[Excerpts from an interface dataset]
##########
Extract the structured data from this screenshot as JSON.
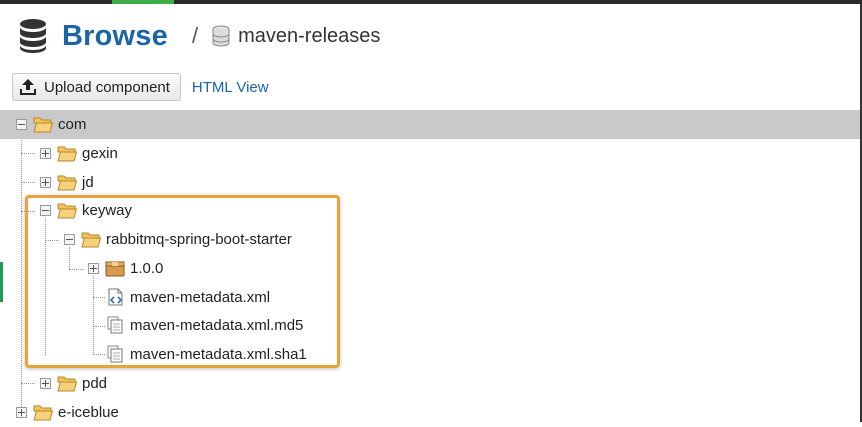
{
  "header": {
    "title": "Browse",
    "separator": "/",
    "repository": "maven-releases"
  },
  "toolbar": {
    "upload_label": "Upload component",
    "html_view_label": "HTML View"
  },
  "tree": {
    "com": "com",
    "gexin": "gexin",
    "jd": "jd",
    "keyway": "keyway",
    "artifact": "rabbitmq-spring-boot-starter",
    "version": "1.0.0",
    "metadata_xml": "maven-metadata.xml",
    "metadata_md5": "maven-metadata.xml.md5",
    "metadata_sha1": "maven-metadata.xml.sha1",
    "pdd": "pdd",
    "eiceblue": "e-iceblue"
  },
  "colors": {
    "title": "#1a65a8",
    "link": "#1a65a8",
    "selection": "#c9c9c9",
    "highlight_border": "#e8a33d",
    "folder": "#f3c45d"
  }
}
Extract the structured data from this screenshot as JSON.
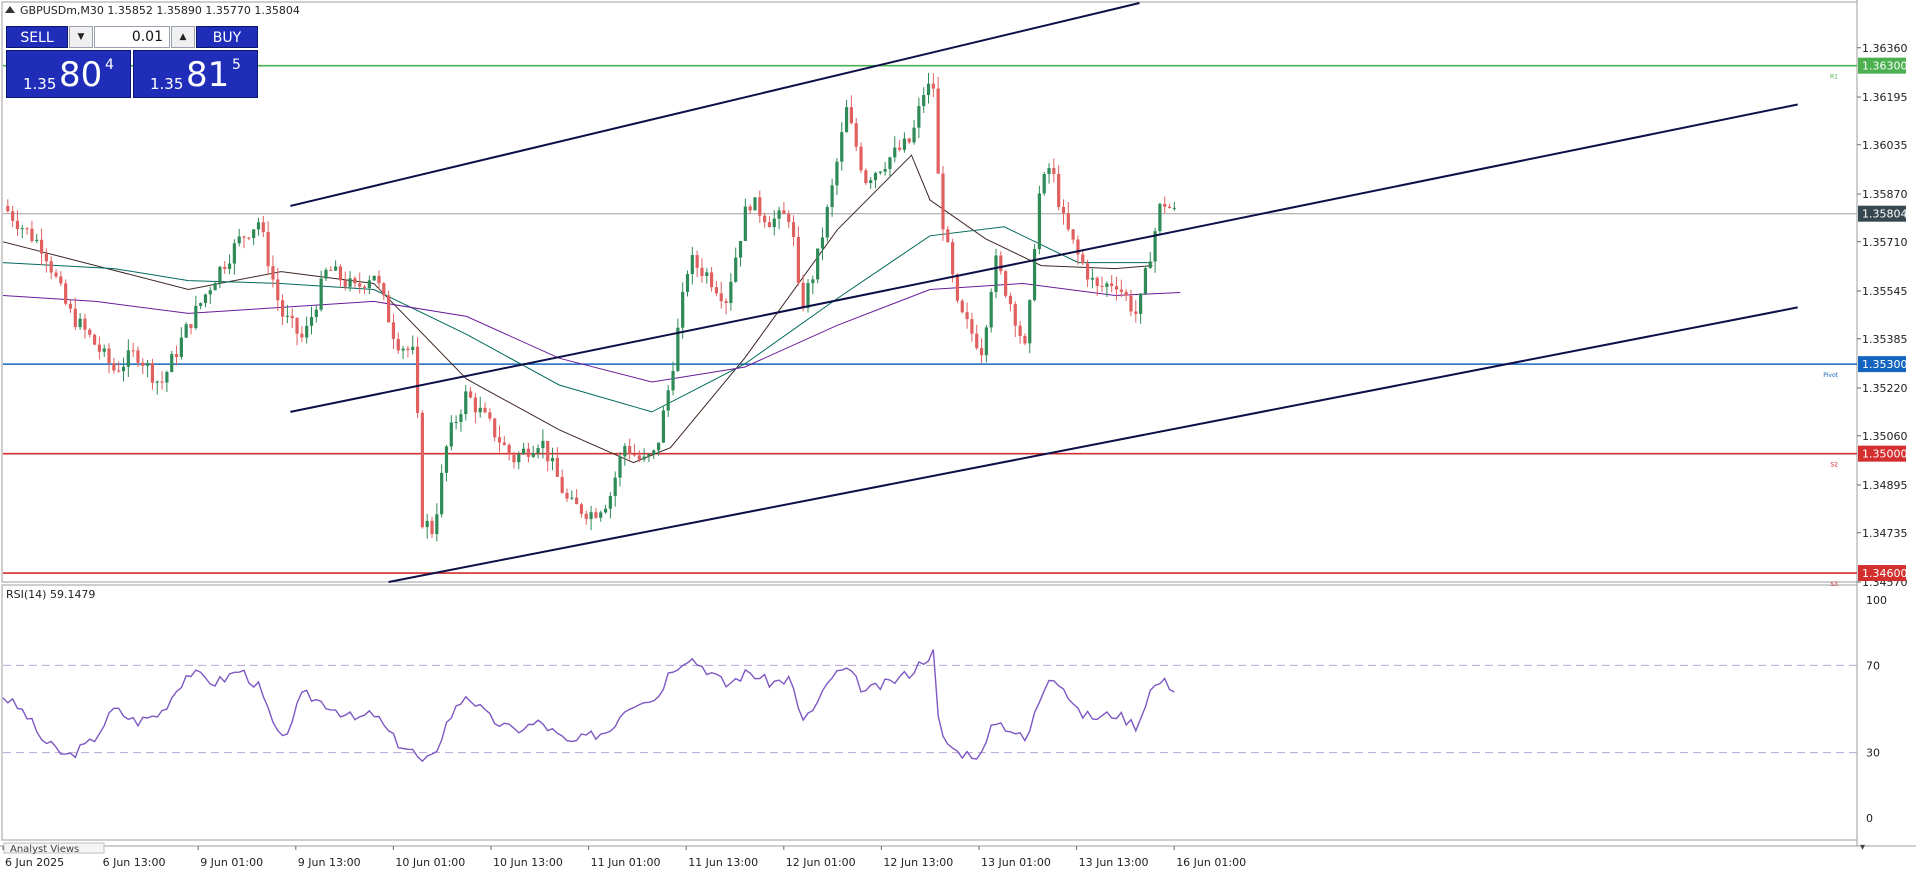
{
  "window": {
    "header": "GBPUSDm,M30  1.35852 1.35890 1.35770 1.35804",
    "arrow_icon": "triangle-up-icon"
  },
  "trade_panel": {
    "sell_label": "SELL",
    "buy_label": "BUY",
    "lot": "0.01",
    "bid": {
      "prefix": "1.35",
      "big": "80",
      "point": "4"
    },
    "ask": {
      "prefix": "1.35",
      "big": "81",
      "point": "5"
    }
  },
  "colors": {
    "bull": "#2e8b57",
    "bear": "#e06060",
    "channel": "#0d1046",
    "r1": "#4caf50",
    "pivot": "#1565c0",
    "support": "#d32f2f",
    "current_tag": "#37474f",
    "rsi": "#7e57c2",
    "ma_fast": "#3e2723",
    "ma_mid": "#00695c",
    "ma_slow": "#6a1b9a"
  },
  "chart_data": [
    {
      "type": "candlestick",
      "symbol": "GBPUSDm",
      "timeframe": "M30",
      "ohlc_header": {
        "open": 1.35852,
        "high": 1.3589,
        "low": 1.3577,
        "close": 1.35804
      },
      "ylim": [
        1.3457,
        1.3652
      ],
      "y_ticks": [
        "1.36360",
        "1.36195",
        "1.36035",
        "1.35870",
        "1.35710",
        "1.35545",
        "1.35385",
        "1.35220",
        "1.35060",
        "1.34895",
        "1.34735",
        "1.34570"
      ],
      "x_ticks": [
        "6 Jun 2025",
        "6 Jun 13:00",
        "9 Jun 01:00",
        "9 Jun 13:00",
        "10 Jun 01:00",
        "10 Jun 13:00",
        "11 Jun 01:00",
        "11 Jun 13:00",
        "12 Jun 01:00",
        "12 Jun 13:00",
        "13 Jun 01:00",
        "13 Jun 13:00",
        "16 Jun 01:00"
      ],
      "current_price": "1.35804",
      "levels": [
        {
          "price": 1.363,
          "tag": "1.36300",
          "label": "R1",
          "color": "r1"
        },
        {
          "price": 1.353,
          "tag": "1.35300",
          "label": "Pivot",
          "color": "pivot"
        },
        {
          "price": 1.35,
          "tag": "1.35000",
          "label": "S2",
          "color": "support"
        },
        {
          "price": 1.346,
          "tag": "1.34600",
          "label": "S3",
          "color": "support"
        }
      ],
      "channel_lines": [
        {
          "x": [
            0.155,
            0.613
          ],
          "y": [
            1.3583,
            1.3651
          ]
        },
        {
          "x": [
            0.155,
            0.968
          ],
          "y": [
            1.3514,
            1.3617
          ]
        },
        {
          "x": [
            0.208,
            0.968
          ],
          "y": [
            1.3457,
            1.3549
          ]
        }
      ],
      "close_path": [
        [
          0,
          1.3583
        ],
        [
          0.012,
          1.3575
        ],
        [
          0.022,
          1.3569
        ],
        [
          0.035,
          1.3548
        ],
        [
          0.048,
          1.3538
        ],
        [
          0.06,
          1.3528
        ],
        [
          0.072,
          1.3534
        ],
        [
          0.085,
          1.3523
        ],
        [
          0.1,
          1.3543
        ],
        [
          0.115,
          1.356
        ],
        [
          0.128,
          1.3572
        ],
        [
          0.138,
          1.3578
        ],
        [
          0.15,
          1.3547
        ],
        [
          0.162,
          1.3538
        ],
        [
          0.175,
          1.3562
        ],
        [
          0.19,
          1.3555
        ],
        [
          0.2,
          1.3561
        ],
        [
          0.212,
          1.3538
        ],
        [
          0.222,
          1.3533
        ],
        [
          0.226,
          1.3478
        ],
        [
          0.232,
          1.3474
        ],
        [
          0.24,
          1.3505
        ],
        [
          0.25,
          1.352
        ],
        [
          0.262,
          1.351
        ],
        [
          0.275,
          1.3498
        ],
        [
          0.29,
          1.3505
        ],
        [
          0.305,
          1.3483
        ],
        [
          0.318,
          1.348
        ],
        [
          0.327,
          1.3485
        ],
        [
          0.335,
          1.3503
        ],
        [
          0.345,
          1.3497
        ],
        [
          0.352,
          1.35
        ],
        [
          0.36,
          1.3525
        ],
        [
          0.37,
          1.3565
        ],
        [
          0.38,
          1.356
        ],
        [
          0.39,
          1.3552
        ],
        [
          0.402,
          1.3585
        ],
        [
          0.414,
          1.3578
        ],
        [
          0.425,
          1.358
        ],
        [
          0.43,
          1.3548
        ],
        [
          0.438,
          1.3562
        ],
        [
          0.447,
          1.3588
        ],
        [
          0.455,
          1.3615
        ],
        [
          0.465,
          1.3592
        ],
        [
          0.478,
          1.3599
        ],
        [
          0.49,
          1.3605
        ],
        [
          0.497,
          1.3622
        ],
        [
          0.502,
          1.3623
        ],
        [
          0.505,
          1.3585
        ],
        [
          0.515,
          1.3548
        ],
        [
          0.528,
          1.3535
        ],
        [
          0.535,
          1.3565
        ],
        [
          0.545,
          1.3548
        ],
        [
          0.552,
          1.3533
        ],
        [
          0.558,
          1.3585
        ],
        [
          0.565,
          1.3597
        ],
        [
          0.572,
          1.3578
        ],
        [
          0.58,
          1.3566
        ],
        [
          0.59,
          1.3555
        ],
        [
          0.6,
          1.3558
        ],
        [
          0.612,
          1.3546
        ],
        [
          0.618,
          1.3565
        ],
        [
          0.625,
          1.3585
        ],
        [
          0.633,
          1.358
        ]
      ],
      "moving_averages": [
        {
          "color": "ma_fast",
          "points": [
            [
              0,
              1.3571
            ],
            [
              0.05,
              1.3563
            ],
            [
              0.1,
              1.3555
            ],
            [
              0.15,
              1.3561
            ],
            [
              0.2,
              1.3557
            ],
            [
              0.25,
              1.3525
            ],
            [
              0.3,
              1.3508
            ],
            [
              0.34,
              1.3497
            ],
            [
              0.36,
              1.3502
            ],
            [
              0.4,
              1.3532
            ],
            [
              0.45,
              1.3575
            ],
            [
              0.49,
              1.36
            ],
            [
              0.5,
              1.3585
            ],
            [
              0.53,
              1.3572
            ],
            [
              0.56,
              1.3563
            ],
            [
              0.6,
              1.3562
            ],
            [
              0.62,
              1.3563
            ]
          ]
        },
        {
          "color": "ma_mid",
          "points": [
            [
              0,
              1.3564
            ],
            [
              0.06,
              1.3562
            ],
            [
              0.1,
              1.3558
            ],
            [
              0.15,
              1.3557
            ],
            [
              0.2,
              1.3555
            ],
            [
              0.25,
              1.354
            ],
            [
              0.3,
              1.3523
            ],
            [
              0.35,
              1.3514
            ],
            [
              0.4,
              1.353
            ],
            [
              0.45,
              1.3552
            ],
            [
              0.5,
              1.3573
            ],
            [
              0.54,
              1.3576
            ],
            [
              0.58,
              1.3564
            ],
            [
              0.62,
              1.3564
            ]
          ]
        },
        {
          "color": "ma_slow",
          "points": [
            [
              0,
              1.3553
            ],
            [
              0.05,
              1.3551
            ],
            [
              0.1,
              1.3547
            ],
            [
              0.15,
              1.3549
            ],
            [
              0.2,
              1.3551
            ],
            [
              0.25,
              1.3546
            ],
            [
              0.3,
              1.3532
            ],
            [
              0.35,
              1.3524
            ],
            [
              0.4,
              1.3529
            ],
            [
              0.45,
              1.3543
            ],
            [
              0.5,
              1.3555
            ],
            [
              0.55,
              1.3557
            ],
            [
              0.6,
              1.3553
            ],
            [
              0.635,
              1.3554
            ]
          ]
        }
      ]
    },
    {
      "type": "line",
      "indicator": "RSI(14)",
      "label": "RSI(14) 59.1479",
      "value": 59.1479,
      "ylim": [
        0,
        100
      ],
      "y_ticks": [
        "100",
        "70",
        "30",
        "0"
      ],
      "levels": [
        70,
        30
      ],
      "points": [
        [
          0,
          56
        ],
        [
          0.012,
          48
        ],
        [
          0.022,
          35
        ],
        [
          0.035,
          28
        ],
        [
          0.048,
          35
        ],
        [
          0.06,
          50
        ],
        [
          0.072,
          44
        ],
        [
          0.085,
          48
        ],
        [
          0.1,
          67
        ],
        [
          0.115,
          62
        ],
        [
          0.128,
          68
        ],
        [
          0.138,
          60
        ],
        [
          0.15,
          34
        ],
        [
          0.162,
          57
        ],
        [
          0.175,
          52
        ],
        [
          0.19,
          45
        ],
        [
          0.2,
          48
        ],
        [
          0.212,
          35
        ],
        [
          0.222,
          30
        ],
        [
          0.226,
          25
        ],
        [
          0.232,
          28
        ],
        [
          0.24,
          45
        ],
        [
          0.25,
          57
        ],
        [
          0.262,
          46
        ],
        [
          0.275,
          40
        ],
        [
          0.29,
          44
        ],
        [
          0.305,
          34
        ],
        [
          0.318,
          38
        ],
        [
          0.327,
          40
        ],
        [
          0.335,
          50
        ],
        [
          0.345,
          55
        ],
        [
          0.352,
          54
        ],
        [
          0.36,
          68
        ],
        [
          0.37,
          74
        ],
        [
          0.38,
          68
        ],
        [
          0.39,
          61
        ],
        [
          0.402,
          67
        ],
        [
          0.414,
          62
        ],
        [
          0.425,
          64
        ],
        [
          0.43,
          45
        ],
        [
          0.438,
          50
        ],
        [
          0.447,
          65
        ],
        [
          0.455,
          68
        ],
        [
          0.465,
          58
        ],
        [
          0.478,
          62
        ],
        [
          0.49,
          67
        ],
        [
          0.497,
          73
        ],
        [
          0.502,
          76
        ],
        [
          0.505,
          38
        ],
        [
          0.515,
          30
        ],
        [
          0.528,
          29
        ],
        [
          0.535,
          45
        ],
        [
          0.545,
          40
        ],
        [
          0.552,
          35
        ],
        [
          0.558,
          52
        ],
        [
          0.565,
          67
        ],
        [
          0.572,
          60
        ],
        [
          0.58,
          48
        ],
        [
          0.59,
          46
        ],
        [
          0.6,
          48
        ],
        [
          0.612,
          42
        ],
        [
          0.618,
          58
        ],
        [
          0.625,
          63
        ],
        [
          0.633,
          59.1
        ]
      ]
    }
  ],
  "bottom_tab": "Analyst Views"
}
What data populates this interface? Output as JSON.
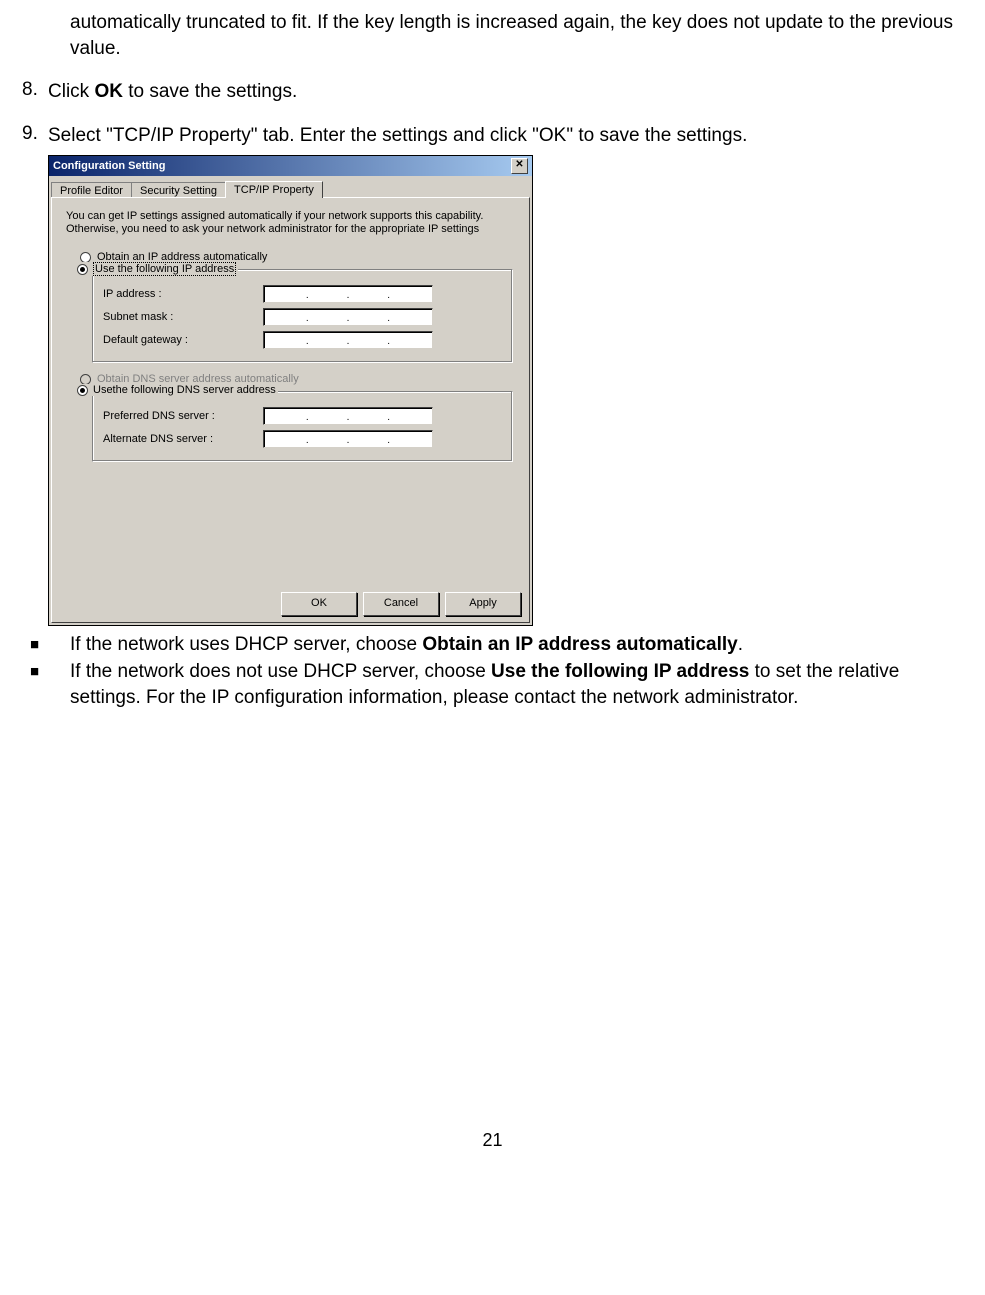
{
  "doc": {
    "cont": "automatically truncated to fit. If the key length is increased again, the key does not update to the previous value.",
    "step8_num": "8.",
    "step8_a": "Click ",
    "step8_b": "OK",
    "step8_c": " to save the settings.",
    "step9_num": "9.",
    "step9": "Select \"TCP/IP Property\" tab.  Enter the settings and click \"OK\" to save the settings.",
    "b1_a": "If the network uses DHCP server, choose ",
    "b1_b": "Obtain an IP address automatically",
    "b1_c": ".",
    "b2_a": "If the network does not use DHCP server, choose ",
    "b2_b": "Use the following IP address",
    "b2_c": " to set the relative settings.  For the IP configuration information, please contact the network administrator.",
    "page": "21",
    "bullet": "■"
  },
  "win": {
    "title": "Configuration Setting",
    "tabs": {
      "t1": "Profile Editor",
      "t2": "Security Setting",
      "t3": "TCP/IP Property"
    },
    "intro": "You can get IP settings assigned automatically if your network supports this capability. Otherwise, you need to ask your network administrator for the appropriate IP settings",
    "r1": "Obtain an IP address automatically",
    "r2": "Use the following IP address",
    "f_ip": "IP address :",
    "f_mask": "Subnet mask :",
    "f_gw": "Default gateway :",
    "r3": "Obtain DNS server address automatically",
    "r4": "Usethe following DNS server address",
    "f_dns1": "Preferred DNS server :",
    "f_dns2": "Alternate DNS server :",
    "ok": "OK",
    "cancel": "Cancel",
    "apply": "Apply"
  }
}
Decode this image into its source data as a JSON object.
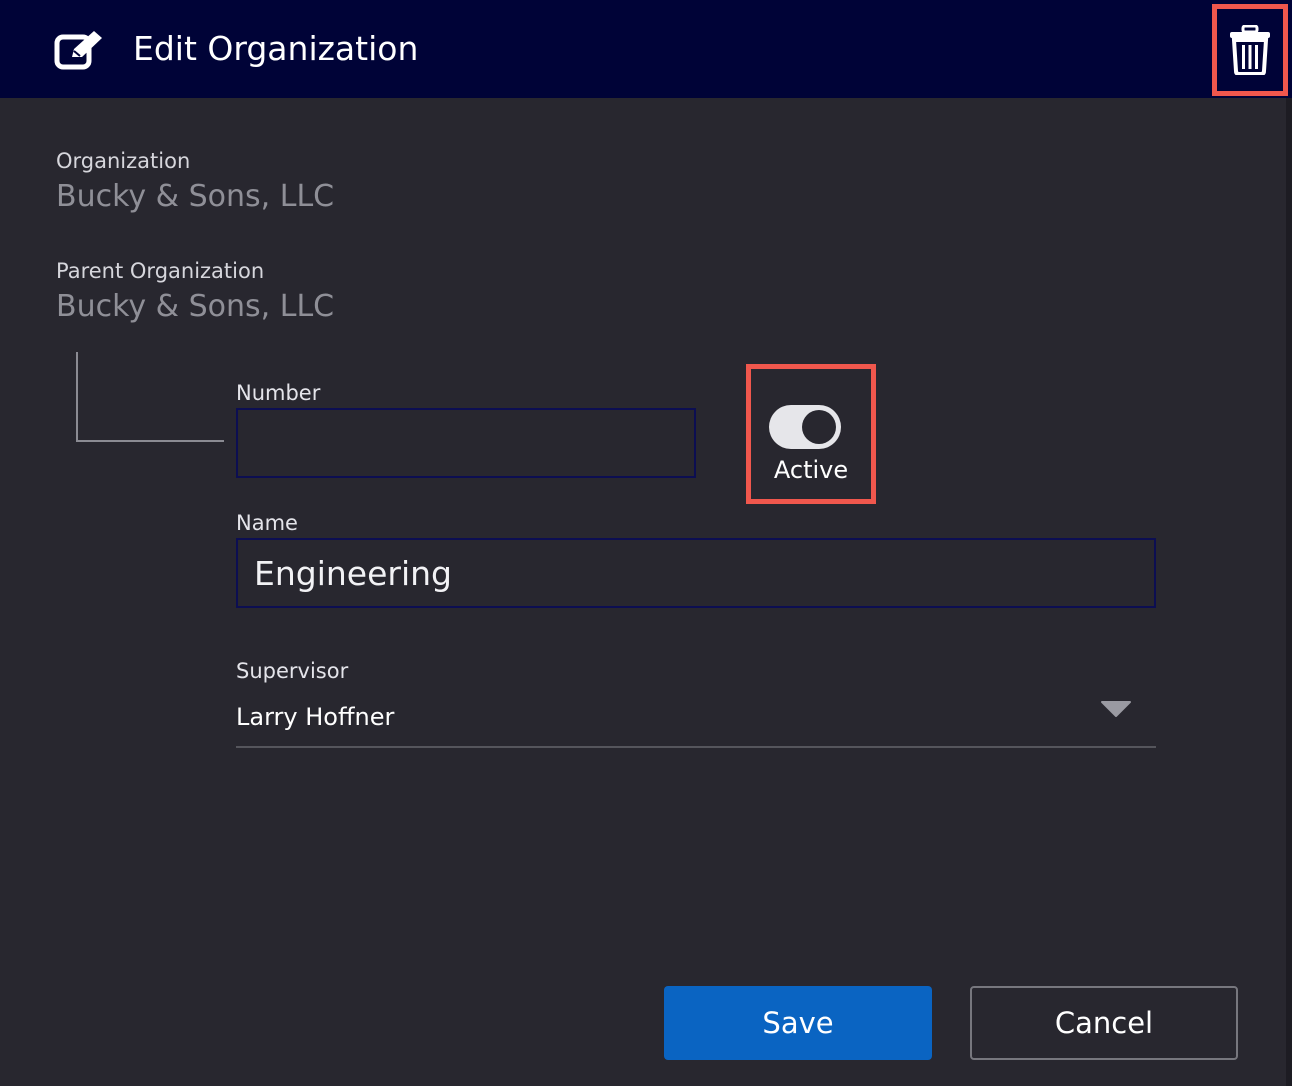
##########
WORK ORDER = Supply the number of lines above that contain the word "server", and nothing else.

RESPONSE FOR THIS EXERCISE = 6